"Jesus, returning to Galilee, climbs once more up the mountain." It was probably a high place on the north-eastern side of the lake, which the people could easily reach, even carrying sick people for Jesus to heal. That high place, which reveals the unique intimacy of the Son and the Father, is transformed into a sort of sanctuary where the sick, the poor, and the lame can be brought to be welcomed and healed. Indeed, Jesus begins to heal the sick and speak to all. The text suggests that this continues for three straight days, almost without a break. The choice of these people, who stayed with Jesus despite the discomfort is compared with our laziness, and our distraction in front of the Word of God. That crowd had spent three entire days listening to Jesus. At the end, it is Jesus who is moved and decides that after having nourished them with the bread of the Word, he wanted now to feed them with physical bread, as if to underline that Jesus is concerned about our whole life, the life of the heart and of the body. The disciples reveal their insensitivity to the crowd's situation. They are not thinking about their need for nourishment. And when Jesus points it out to them, they cannot do anything other than show their resignation: there is nothing that can be done. Jesus, who is never resigned, invites them to look for bread among the people. It is the second time that this miracle is narrated. And it occurs in a pagan region - the periphery, we could say - to show that everyone is waiting for nourishment from Jesus. Obeying Jesus' command, the disciples find seven loaves of bread. Unlike the account of the first multiplication, the number of loaves is seven, like the seven baskets that later will gather up what remains. Seven represents completeness. That is to say that his is not just almsgiving, but true nourishment. This is the responsibility that Jesus entrusts to the Church, to his disciples. It is not by change that seven deacons will be chosen to carry out the service at the table. Jesus takes those seven loaves and multiples them for the four thousand people who are present. It is a miracle born from an impassionate love for that tired and hungry crowd. This gospel passage is an invitation for us to feel Jesus' same compassion for the weak and the poor so that we too can take part in the miracle of the multiplication of love.
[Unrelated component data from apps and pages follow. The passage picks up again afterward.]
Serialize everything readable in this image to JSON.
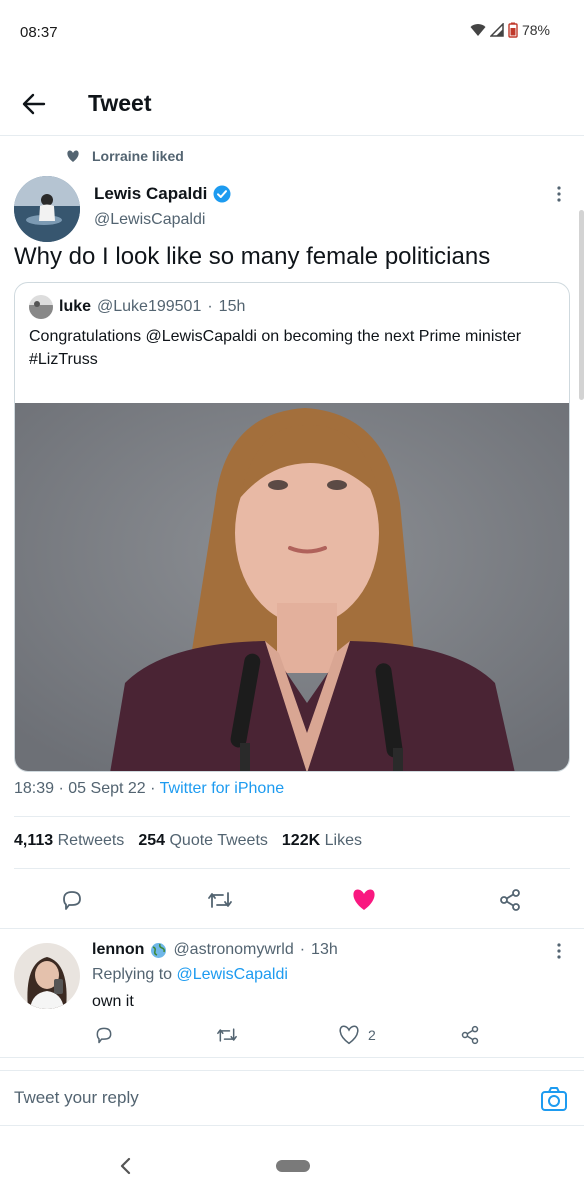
{
  "status_bar": {
    "time": "08:37",
    "battery": "78%"
  },
  "header": {
    "title": "Tweet"
  },
  "social_context": {
    "text": "Lorraine liked"
  },
  "tweet": {
    "author_name": "Lewis Capaldi",
    "author_handle": "@LewisCapaldi",
    "text": "Why do I look like so many female politicians",
    "time": "18:39",
    "date": "05 Sept 22",
    "source": "Twitter for iPhone",
    "separator": "·"
  },
  "quoted_tweet": {
    "author_name": "luke",
    "author_handle": "@Luke199501",
    "age": "15h",
    "separator": "·",
    "text_line1": "Congratulations @LewisCapaldi on becoming the next Prime minister",
    "text_line2": "#LizTruss"
  },
  "stats": {
    "retweets_count": "4,113",
    "retweets_label": "Retweets",
    "quotes_count": "254",
    "quotes_label": "Quote Tweets",
    "likes_count": "122K",
    "likes_label": "Likes"
  },
  "reply": {
    "author_name": "lennon",
    "author_handle": "@astronomywrld",
    "age": "13h",
    "separator": "·",
    "replying_prefix": "Replying to",
    "replying_to": "@LewisCapaldi",
    "text": "own it",
    "like_count": "2"
  },
  "composer": {
    "placeholder": "Tweet your reply"
  },
  "colors": {
    "accent": "#1d9bf0",
    "like": "#f91880",
    "muted": "#536471"
  },
  "icons": [
    "back-arrow-icon",
    "heart-icon",
    "verified-badge-icon",
    "more-icon",
    "reply-icon",
    "retweet-icon",
    "share-icon",
    "globe-icon",
    "camera-icon"
  ]
}
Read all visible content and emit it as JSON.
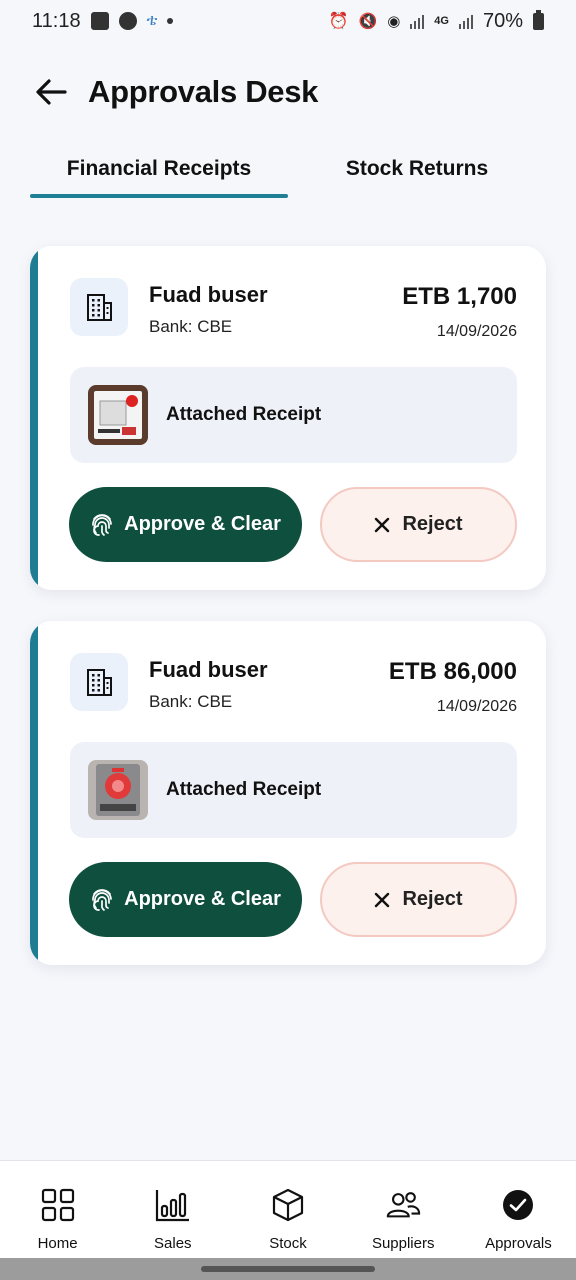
{
  "status_bar": {
    "time": "11:18",
    "battery": "70%",
    "network": "4G"
  },
  "header": {
    "title": "Approvals Desk"
  },
  "tabs": [
    {
      "label": "Financial Receipts",
      "active": true
    },
    {
      "label": "Stock Returns",
      "active": false
    }
  ],
  "cards": [
    {
      "name": "Fuad buser",
      "bank": "Bank: CBE",
      "amount": "ETB 1,700",
      "date": "14/09/2026",
      "receipt_label": "Attached Receipt",
      "approve_label": "Approve & Clear",
      "reject_label": "Reject"
    },
    {
      "name": "Fuad buser",
      "bank": "Bank: CBE",
      "amount": "ETB 86,000",
      "date": "14/09/2026",
      "receipt_label": "Attached Receipt",
      "approve_label": "Approve & Clear",
      "reject_label": "Reject"
    }
  ],
  "bottom_nav": [
    {
      "label": "Home",
      "icon": "grid-icon"
    },
    {
      "label": "Sales",
      "icon": "bar-chart-icon"
    },
    {
      "label": "Stock",
      "icon": "box-icon"
    },
    {
      "label": "Suppliers",
      "icon": "users-icon"
    },
    {
      "label": "Approvals",
      "icon": "check-circle-icon",
      "active": true
    }
  ],
  "colors": {
    "accent": "#1f7f94",
    "approve": "#0e4f3e",
    "reject_bg": "#fdf1ee",
    "reject_border": "#f3c9c2",
    "background": "#f5f7fb"
  }
}
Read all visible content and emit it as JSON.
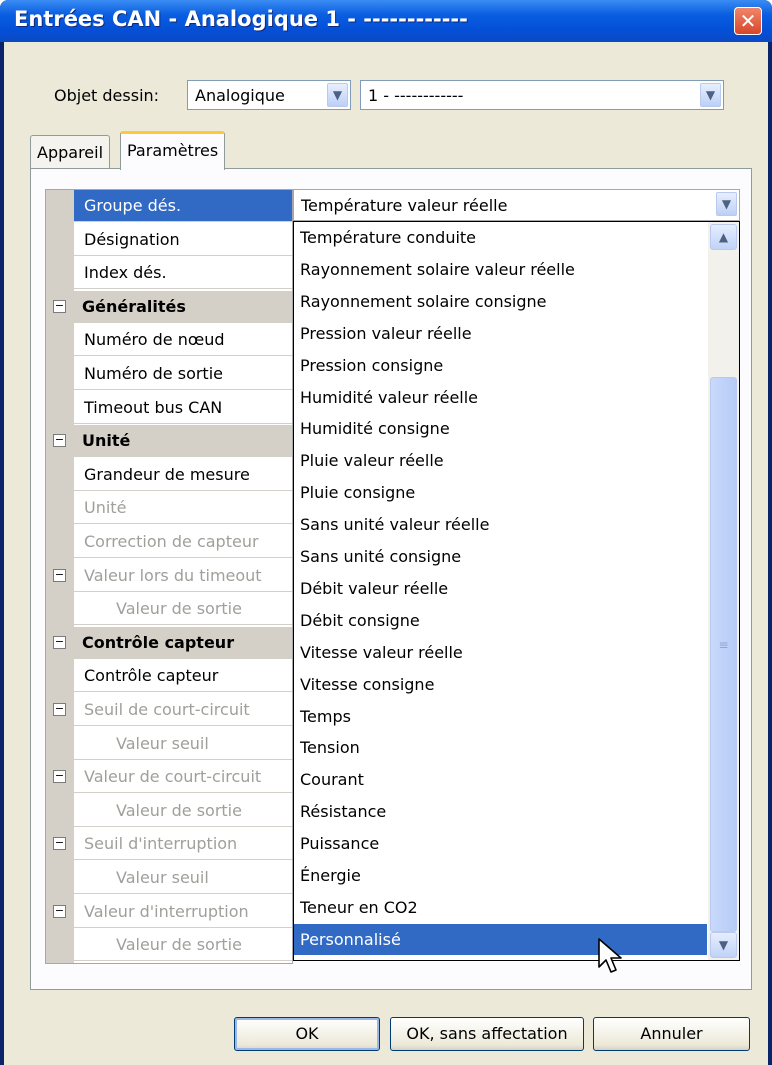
{
  "window": {
    "title": "Entrées CAN - Analogique 1 - ------------",
    "close_glyph": "✕"
  },
  "header": {
    "objet_label": "Objet dessin:",
    "objet_type": "Analogique",
    "objet_instance": "1 - ------------",
    "dropdown_glyph": "▼"
  },
  "tabs": [
    {
      "label": "Appareil",
      "active": false
    },
    {
      "label": "Paramètres",
      "active": true
    }
  ],
  "properties": [
    {
      "label": "Groupe dés.",
      "kind": "item",
      "state": "selected"
    },
    {
      "label": "Désignation",
      "kind": "item",
      "state": "normal"
    },
    {
      "label": "Index dés.",
      "kind": "item",
      "state": "normal"
    },
    {
      "label": "Généralités",
      "kind": "category",
      "state": "normal"
    },
    {
      "label": "Numéro de nœud",
      "kind": "item",
      "state": "normal"
    },
    {
      "label": "Numéro de sortie",
      "kind": "item",
      "state": "normal"
    },
    {
      "label": "Timeout bus CAN",
      "kind": "item",
      "state": "normal"
    },
    {
      "label": "Unité",
      "kind": "category",
      "state": "normal"
    },
    {
      "label": "Grandeur de mesure",
      "kind": "item",
      "state": "normal"
    },
    {
      "label": "Unité",
      "kind": "item",
      "state": "disabled"
    },
    {
      "label": "Correction de capteur",
      "kind": "item",
      "state": "disabled"
    },
    {
      "label": "Valeur lors du timeout",
      "kind": "group",
      "state": "disabled"
    },
    {
      "label": "Valeur de sortie",
      "kind": "sub",
      "state": "disabled"
    },
    {
      "label": "Contrôle capteur",
      "kind": "category",
      "state": "normal"
    },
    {
      "label": "Contrôle capteur",
      "kind": "item",
      "state": "normal"
    },
    {
      "label": "Seuil de court-circuit",
      "kind": "group",
      "state": "disabled"
    },
    {
      "label": "Valeur seuil",
      "kind": "sub",
      "state": "disabled"
    },
    {
      "label": "Valeur de court-circuit",
      "kind": "group",
      "state": "disabled"
    },
    {
      "label": "Valeur de sortie",
      "kind": "sub",
      "state": "disabled"
    },
    {
      "label": "Seuil d'interruption",
      "kind": "group",
      "state": "disabled"
    },
    {
      "label": "Valeur seuil",
      "kind": "sub",
      "state": "disabled"
    },
    {
      "label": "Valeur d'interruption",
      "kind": "group",
      "state": "disabled"
    },
    {
      "label": "Valeur de sortie",
      "kind": "sub",
      "state": "disabled"
    }
  ],
  "value_combo": {
    "value": "Température valeur réelle"
  },
  "options": [
    "Température conduite",
    "Rayonnement solaire valeur réelle",
    "Rayonnement solaire consigne",
    "Pression valeur réelle",
    "Pression consigne",
    "Humidité valeur réelle",
    "Humidité consigne",
    "Pluie valeur réelle",
    "Pluie consigne",
    "Sans unité valeur réelle",
    "Sans unité consigne",
    "Débit valeur réelle",
    "Débit consigne",
    "Vitesse valeur réelle",
    "Vitesse consigne",
    "Temps",
    "Tension",
    "Courant",
    "Résistance",
    "Puissance",
    "Énergie",
    "Teneur en CO2",
    "Personnalisé"
  ],
  "selected_option": "Personnalisé",
  "scrollbar": {
    "up_glyph": "▲",
    "down_glyph": "▼",
    "thumb_grip": "≡"
  },
  "buttons": {
    "ok": "OK",
    "ok_no_assign": "OK, sans affectation",
    "cancel": "Annuler"
  }
}
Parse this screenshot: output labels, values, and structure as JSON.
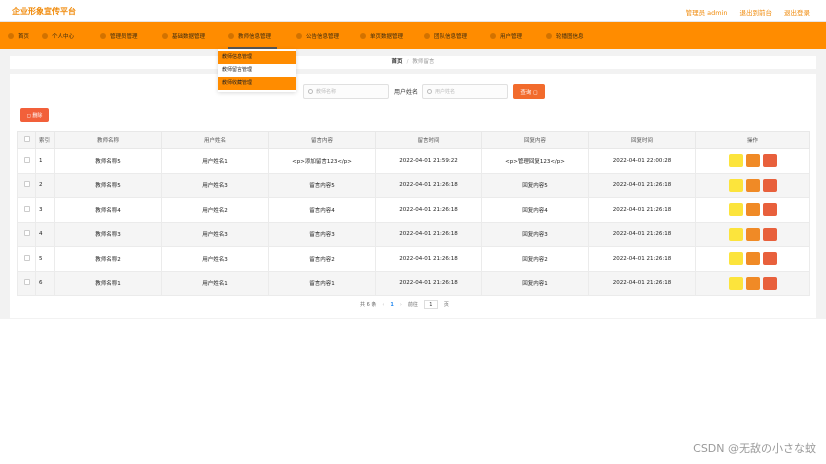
{
  "app": {
    "title": "企业形象宣传平台"
  },
  "header_links": [
    "管理员 admin",
    "退出到前台",
    "退出登录"
  ],
  "nav": [
    {
      "label": "首页"
    },
    {
      "label": "个人中心"
    },
    {
      "label": "管理员管理"
    },
    {
      "label": "基础数据管理"
    },
    {
      "label": "教师信息管理"
    },
    {
      "label": "公告信息管理"
    },
    {
      "label": "单页数据管理"
    },
    {
      "label": "团队信息管理"
    },
    {
      "label": "用户管理"
    },
    {
      "label": "轮播图信息"
    }
  ],
  "dropdown": [
    "教师信息管理",
    "教师留言管理",
    "教师收藏管理"
  ],
  "breadcrumb": {
    "home": "首页",
    "separator": "/",
    "current": "教师留言"
  },
  "search": {
    "field1_placeholder": "教师名称",
    "field2_label": "用户姓名",
    "field2_placeholder": "用户姓名",
    "query_label": "查询 ◻"
  },
  "delete_label": "◻ 删除",
  "table": {
    "headers": [
      "索引",
      "教师名称",
      "用户姓名",
      "留言内容",
      "留言时间",
      "回复内容",
      "回复时间",
      "操作"
    ],
    "rows": [
      [
        "1",
        "教师名称5",
        "用户姓名1",
        "<p>添加留言123</p>",
        "2022-04-01 21:59:22",
        "<p>管理回复123</p>",
        "2022-04-01 22:00:28"
      ],
      [
        "2",
        "教师名称5",
        "用户姓名3",
        "留言内容5",
        "2022-04-01 21:26:18",
        "回复内容5",
        "2022-04-01 21:26:18"
      ],
      [
        "3",
        "教师名称4",
        "用户姓名2",
        "留言内容4",
        "2022-04-01 21:26:18",
        "回复内容4",
        "2022-04-01 21:26:18"
      ],
      [
        "4",
        "教师名称3",
        "用户姓名3",
        "留言内容3",
        "2022-04-01 21:26:18",
        "回复内容3",
        "2022-04-01 21:26:18"
      ],
      [
        "5",
        "教师名称2",
        "用户姓名3",
        "留言内容2",
        "2022-04-01 21:26:18",
        "回复内容2",
        "2022-04-01 21:26:18"
      ],
      [
        "6",
        "教师名称1",
        "用户姓名1",
        "留言内容1",
        "2022-04-01 21:26:18",
        "回复内容1",
        "2022-04-01 21:26:18"
      ]
    ]
  },
  "pager": {
    "total": "共 6 条",
    "prev": "‹",
    "page": "1",
    "next": "›",
    "goto_label": "前往",
    "goto_value": "1",
    "page_unit": "页"
  },
  "watermark": "CSDN @无敌の小さな蚊",
  "colors": {
    "accent": "#ff8c00",
    "brand_text": "#f08a0a",
    "query": "#f26b2c",
    "delete": "#f2603a",
    "op_yellow": "#fce43c",
    "op_orange": "#f08a26",
    "op_red": "#e8603c"
  }
}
Memory of the Saints and the Prophets

Calendar of the week
Sunday, 14 January
Liturgy of the Sunday
Monday, 15 January
Prayer for peace
Tuesday, 16 January
Memory of the Mother of the Lord
Wednesday, 17 January
Memory of the Saints and the Prophets
Thursday, 18 January
Memory of the Church
Friday, 19 January
Memory of Jesus crucified
Saturday, 20 January
Sunday Vigil
Sunday, 21 January
Liturgy of the Sunday